Action item:
Your answer must be a single number: how many lines in the records include the word "Book".

BEGIN Stored data

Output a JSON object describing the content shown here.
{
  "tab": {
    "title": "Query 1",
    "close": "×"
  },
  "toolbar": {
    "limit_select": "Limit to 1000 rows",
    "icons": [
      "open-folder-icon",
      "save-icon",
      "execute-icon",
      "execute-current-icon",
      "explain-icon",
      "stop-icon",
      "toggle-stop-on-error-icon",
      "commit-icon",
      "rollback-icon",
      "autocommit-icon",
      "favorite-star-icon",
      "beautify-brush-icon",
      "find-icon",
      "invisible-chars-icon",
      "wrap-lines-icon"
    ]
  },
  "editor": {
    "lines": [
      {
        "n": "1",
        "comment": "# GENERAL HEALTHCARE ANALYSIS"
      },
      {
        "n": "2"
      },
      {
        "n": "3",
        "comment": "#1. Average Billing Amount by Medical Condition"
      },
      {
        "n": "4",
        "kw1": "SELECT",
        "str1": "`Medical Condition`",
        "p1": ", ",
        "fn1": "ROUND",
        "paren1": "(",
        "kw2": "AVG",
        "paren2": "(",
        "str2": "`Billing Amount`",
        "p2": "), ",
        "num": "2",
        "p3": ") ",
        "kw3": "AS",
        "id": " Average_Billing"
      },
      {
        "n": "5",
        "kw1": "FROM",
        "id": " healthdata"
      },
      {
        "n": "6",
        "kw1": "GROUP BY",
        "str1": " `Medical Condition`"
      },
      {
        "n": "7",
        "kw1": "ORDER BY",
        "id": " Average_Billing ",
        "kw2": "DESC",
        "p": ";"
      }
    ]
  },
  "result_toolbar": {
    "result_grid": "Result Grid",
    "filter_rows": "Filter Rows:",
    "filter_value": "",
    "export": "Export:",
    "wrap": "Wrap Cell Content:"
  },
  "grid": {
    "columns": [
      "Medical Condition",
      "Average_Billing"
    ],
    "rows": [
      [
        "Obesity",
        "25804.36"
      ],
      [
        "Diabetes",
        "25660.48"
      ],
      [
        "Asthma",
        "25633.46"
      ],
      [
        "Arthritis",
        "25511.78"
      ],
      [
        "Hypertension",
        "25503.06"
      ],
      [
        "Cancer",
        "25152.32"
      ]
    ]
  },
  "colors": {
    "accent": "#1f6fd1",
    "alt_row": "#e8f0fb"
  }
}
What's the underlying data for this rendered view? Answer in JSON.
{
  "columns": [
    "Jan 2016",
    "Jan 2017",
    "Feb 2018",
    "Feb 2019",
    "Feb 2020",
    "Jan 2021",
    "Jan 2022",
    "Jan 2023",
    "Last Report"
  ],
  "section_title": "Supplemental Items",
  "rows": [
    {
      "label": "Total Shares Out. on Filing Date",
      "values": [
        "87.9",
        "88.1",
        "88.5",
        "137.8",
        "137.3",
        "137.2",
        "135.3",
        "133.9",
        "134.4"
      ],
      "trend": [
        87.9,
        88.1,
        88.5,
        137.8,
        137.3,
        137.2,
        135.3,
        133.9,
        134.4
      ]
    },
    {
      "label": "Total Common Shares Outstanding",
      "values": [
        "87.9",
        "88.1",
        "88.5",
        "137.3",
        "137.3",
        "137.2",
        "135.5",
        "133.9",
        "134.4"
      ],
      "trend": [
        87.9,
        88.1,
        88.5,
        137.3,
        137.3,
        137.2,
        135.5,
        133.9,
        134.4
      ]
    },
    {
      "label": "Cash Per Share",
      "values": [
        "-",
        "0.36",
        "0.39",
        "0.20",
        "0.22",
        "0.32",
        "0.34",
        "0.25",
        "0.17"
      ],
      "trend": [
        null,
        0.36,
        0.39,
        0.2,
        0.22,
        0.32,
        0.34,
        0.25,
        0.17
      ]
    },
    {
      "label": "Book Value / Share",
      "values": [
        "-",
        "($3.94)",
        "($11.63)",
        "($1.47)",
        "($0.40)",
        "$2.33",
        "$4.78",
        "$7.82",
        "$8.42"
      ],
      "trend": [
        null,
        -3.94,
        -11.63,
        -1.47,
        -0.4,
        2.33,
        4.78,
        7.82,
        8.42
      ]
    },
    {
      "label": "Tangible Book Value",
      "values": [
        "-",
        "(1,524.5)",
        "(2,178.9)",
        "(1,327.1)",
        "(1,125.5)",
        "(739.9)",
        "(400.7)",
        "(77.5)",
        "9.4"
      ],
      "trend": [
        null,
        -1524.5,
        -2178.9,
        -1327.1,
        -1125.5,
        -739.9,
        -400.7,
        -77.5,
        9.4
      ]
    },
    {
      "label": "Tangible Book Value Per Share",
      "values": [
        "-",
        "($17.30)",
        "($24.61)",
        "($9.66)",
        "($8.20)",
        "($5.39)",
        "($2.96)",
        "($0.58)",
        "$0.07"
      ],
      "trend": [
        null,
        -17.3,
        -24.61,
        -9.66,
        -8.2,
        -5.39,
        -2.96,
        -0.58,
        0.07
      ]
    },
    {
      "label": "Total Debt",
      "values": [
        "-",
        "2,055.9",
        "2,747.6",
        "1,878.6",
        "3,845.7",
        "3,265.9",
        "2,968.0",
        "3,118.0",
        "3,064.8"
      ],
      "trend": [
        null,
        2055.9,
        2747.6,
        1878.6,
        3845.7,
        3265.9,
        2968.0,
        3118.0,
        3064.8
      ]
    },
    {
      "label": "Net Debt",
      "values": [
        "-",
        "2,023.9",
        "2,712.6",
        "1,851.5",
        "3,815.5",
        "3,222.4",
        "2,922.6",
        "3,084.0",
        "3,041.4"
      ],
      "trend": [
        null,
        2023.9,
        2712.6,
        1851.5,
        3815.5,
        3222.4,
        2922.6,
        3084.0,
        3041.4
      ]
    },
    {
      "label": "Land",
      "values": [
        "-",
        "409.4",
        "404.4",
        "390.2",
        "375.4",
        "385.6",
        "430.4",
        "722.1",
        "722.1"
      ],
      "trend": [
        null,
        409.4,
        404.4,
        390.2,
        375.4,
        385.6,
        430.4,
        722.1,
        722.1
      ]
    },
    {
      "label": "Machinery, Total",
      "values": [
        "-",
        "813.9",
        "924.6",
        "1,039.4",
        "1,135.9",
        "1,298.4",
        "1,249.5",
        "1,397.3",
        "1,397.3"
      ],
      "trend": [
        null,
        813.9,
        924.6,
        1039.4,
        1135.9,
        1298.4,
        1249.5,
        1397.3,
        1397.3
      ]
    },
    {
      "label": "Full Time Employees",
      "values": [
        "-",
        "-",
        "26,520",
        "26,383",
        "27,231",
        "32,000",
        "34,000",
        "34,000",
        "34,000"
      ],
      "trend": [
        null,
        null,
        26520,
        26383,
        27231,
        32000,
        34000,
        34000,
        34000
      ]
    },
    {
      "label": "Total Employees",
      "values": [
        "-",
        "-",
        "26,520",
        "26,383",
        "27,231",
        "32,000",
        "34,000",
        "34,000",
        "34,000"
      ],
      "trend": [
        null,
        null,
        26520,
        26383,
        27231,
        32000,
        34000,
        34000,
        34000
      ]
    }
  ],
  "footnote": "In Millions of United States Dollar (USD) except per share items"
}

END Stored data

Reply to the task:
3